● **Work to be completed**
Could you repeat exactly the lines below, from the line containing "Enumerate this screenshot's" through the last one, both included, while leaving out any pictures?

● **Material supplied**
Start of Block

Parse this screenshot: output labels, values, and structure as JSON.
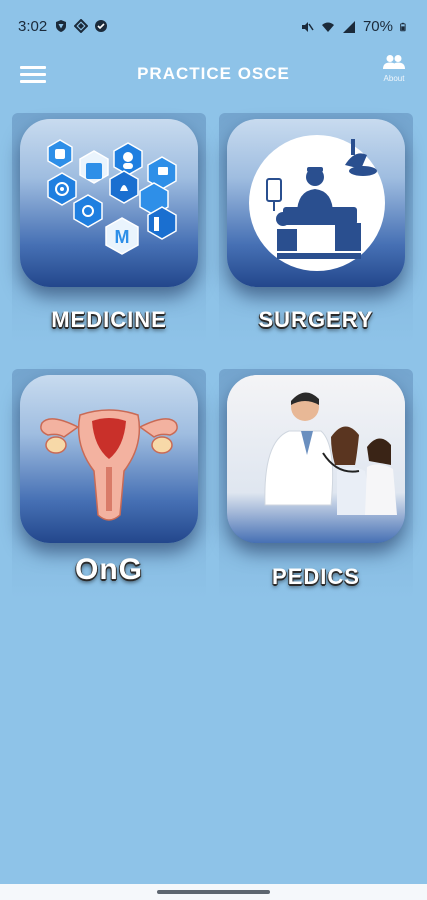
{
  "status_bar": {
    "time": "3:02",
    "battery": "70%",
    "icons_left": [
      "shield-icon",
      "diamond-icon",
      "check-circle-icon"
    ],
    "icons_right": [
      "mute-icon",
      "wifi-icon",
      "signal-icon",
      "battery-icon"
    ]
  },
  "app_bar": {
    "title": "PRACTICE OSCE",
    "about_label": "About",
    "menu_icon": "hamburger-menu-icon",
    "about_icon": "people-icon"
  },
  "tiles": [
    {
      "label": "MEDICINE",
      "art": "medical-hexagon-icons"
    },
    {
      "label": "SURGERY",
      "art": "surgeon-operating-icon"
    },
    {
      "label": "OnG",
      "art": "uterus-illustration"
    },
    {
      "label": "PEDICS",
      "art": "doctor-with-child-photo"
    }
  ],
  "colors": {
    "background": "#8ec3e8",
    "card_dark": "#23478c",
    "card_light": "#c8dbef"
  }
}
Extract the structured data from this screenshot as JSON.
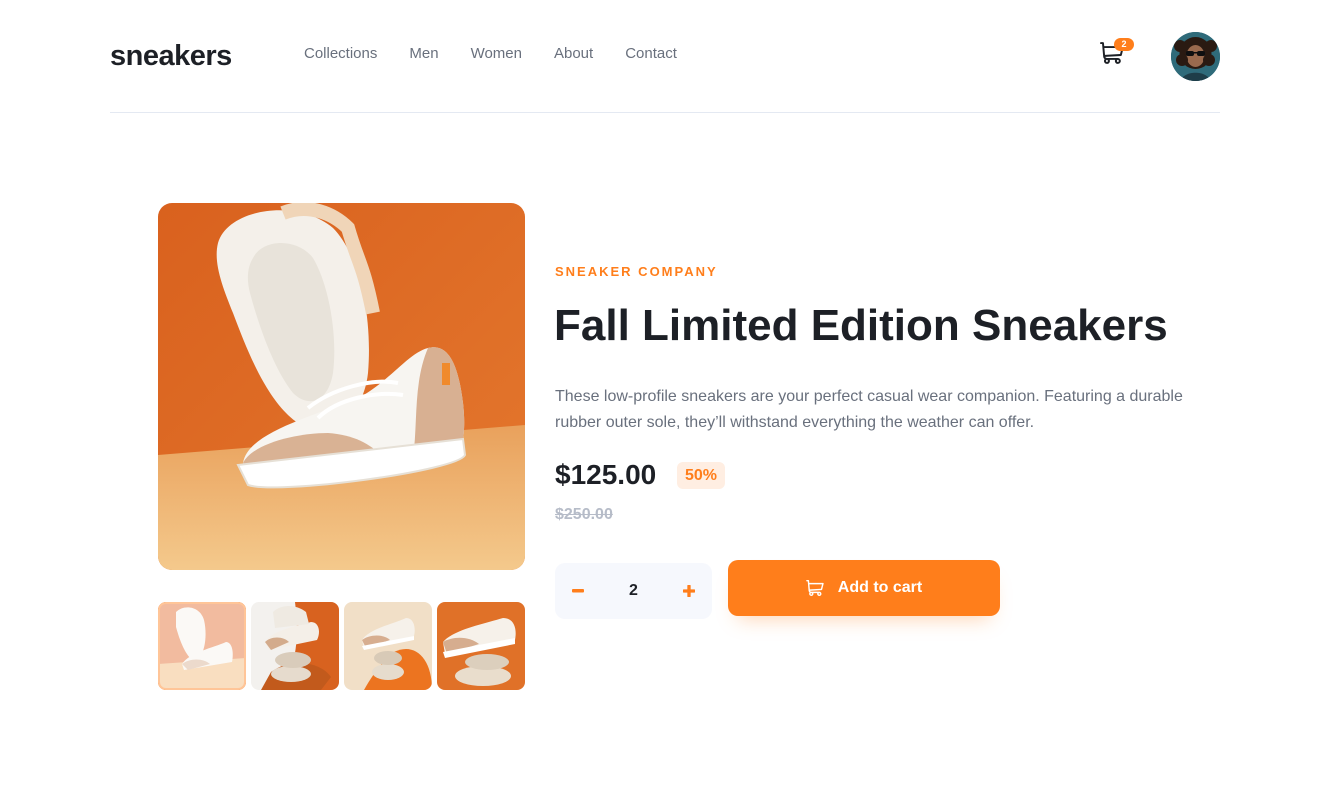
{
  "header": {
    "logo": "sneakers",
    "nav": [
      "Collections",
      "Men",
      "Women",
      "About",
      "Contact"
    ],
    "cart_count": "2",
    "cart_icon": "cart-icon",
    "avatar_icon": "avatar-image"
  },
  "gallery": {
    "main_image": "sneaker-hero-image",
    "thumbnails": [
      "thumb-1",
      "thumb-2",
      "thumb-3",
      "thumb-4"
    ],
    "active_thumbnail": 1
  },
  "product": {
    "company": "SNEAKER COMPANY",
    "title": "Fall Limited Edition Sneakers",
    "description": "These low-profile sneakers are your perfect casual wear companion. Featuring a durable rubber outer sole, they’ll withstand everything the weather can offer.",
    "price": "$125.00",
    "discount": "50%",
    "original_price": "$250.00"
  },
  "cart_controls": {
    "quantity": "2",
    "minus_icon": "minus-icon",
    "plus_icon": "plus-icon",
    "add_label": "Add to cart"
  },
  "colors": {
    "accent": "#ff7e1b",
    "accent_pale": "#ffeee2",
    "text_dark": "#1d2026",
    "text_gray": "#69707d",
    "text_light": "#b6bcc8"
  }
}
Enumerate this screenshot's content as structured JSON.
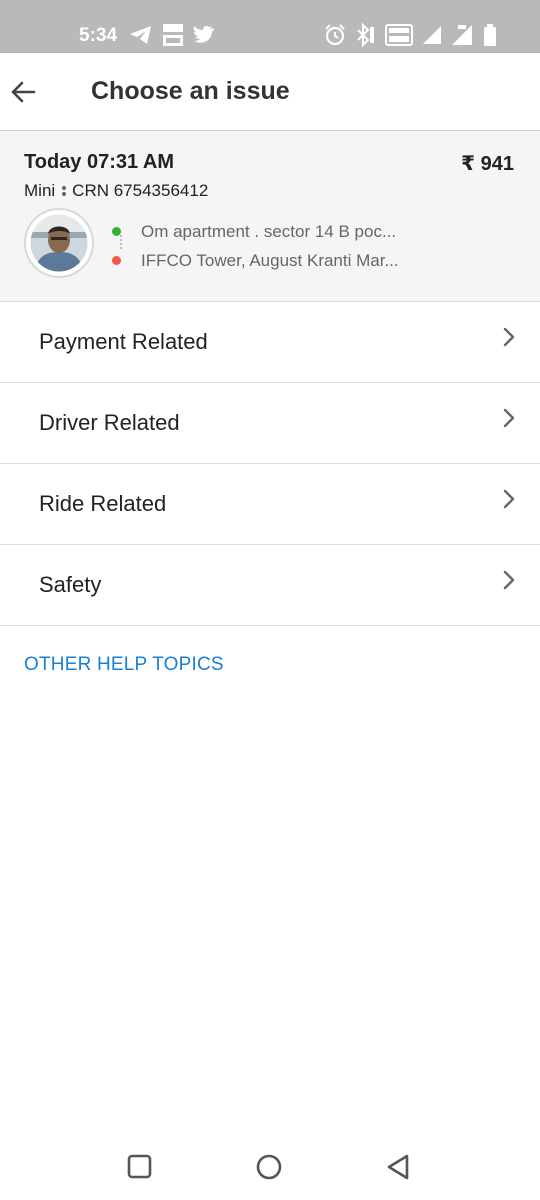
{
  "status_bar": {
    "time": "5:34",
    "left_icons": [
      "telegram-icon",
      "tata-1mg-icon",
      "twitter-icon"
    ],
    "right_icons": [
      "alarm-icon",
      "bluetooth-icon",
      "volte-icon",
      "signal-icon",
      "signal-4g-icon",
      "battery-icon"
    ]
  },
  "app_bar": {
    "title": "Choose an issue"
  },
  "ride": {
    "date": "Today 07:31 AM",
    "fare": "₹ 941",
    "category": "Mini",
    "crn": "CRN 6754356412",
    "pickup": "Om apartment . sector 14 B poc...",
    "drop": "IFFCO Tower, August Kranti Mar..."
  },
  "issues": [
    {
      "label": "Payment Related"
    },
    {
      "label": "Driver Related"
    },
    {
      "label": "Ride Related"
    },
    {
      "label": "Safety"
    }
  ],
  "other_help": "OTHER HELP TOPICS",
  "colors": {
    "status_bar": "#b9b9b9",
    "link": "#1b7fd4",
    "pickup_dot": "#32b132",
    "drop_dot": "#ef5a4b"
  }
}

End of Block

● **Answer space**
Enumerate this screenshot's content as structured JSON.
{
  "status_bar": {
    "time": "5:34",
    "left_icons": [
      "telegram-icon",
      "tata-1mg-icon",
      "twitter-icon"
    ],
    "right_icons": [
      "alarm-icon",
      "bluetooth-icon",
      "volte-icon",
      "signal-icon",
      "signal-4g-icon",
      "battery-icon"
    ]
  },
  "app_bar": {
    "title": "Choose an issue"
  },
  "ride": {
    "date": "Today 07:31 AM",
    "fare": "₹ 941",
    "category": "Mini",
    "crn": "CRN 6754356412",
    "pickup": "Om apartment . sector 14 B poc...",
    "drop": "IFFCO Tower, August Kranti Mar..."
  },
  "issues": [
    {
      "label": "Payment Related"
    },
    {
      "label": "Driver Related"
    },
    {
      "label": "Ride Related"
    },
    {
      "label": "Safety"
    }
  ],
  "other_help": "OTHER HELP TOPICS",
  "colors": {
    "status_bar": "#b9b9b9",
    "link": "#1b7fd4",
    "pickup_dot": "#32b132",
    "drop_dot": "#ef5a4b"
  }
}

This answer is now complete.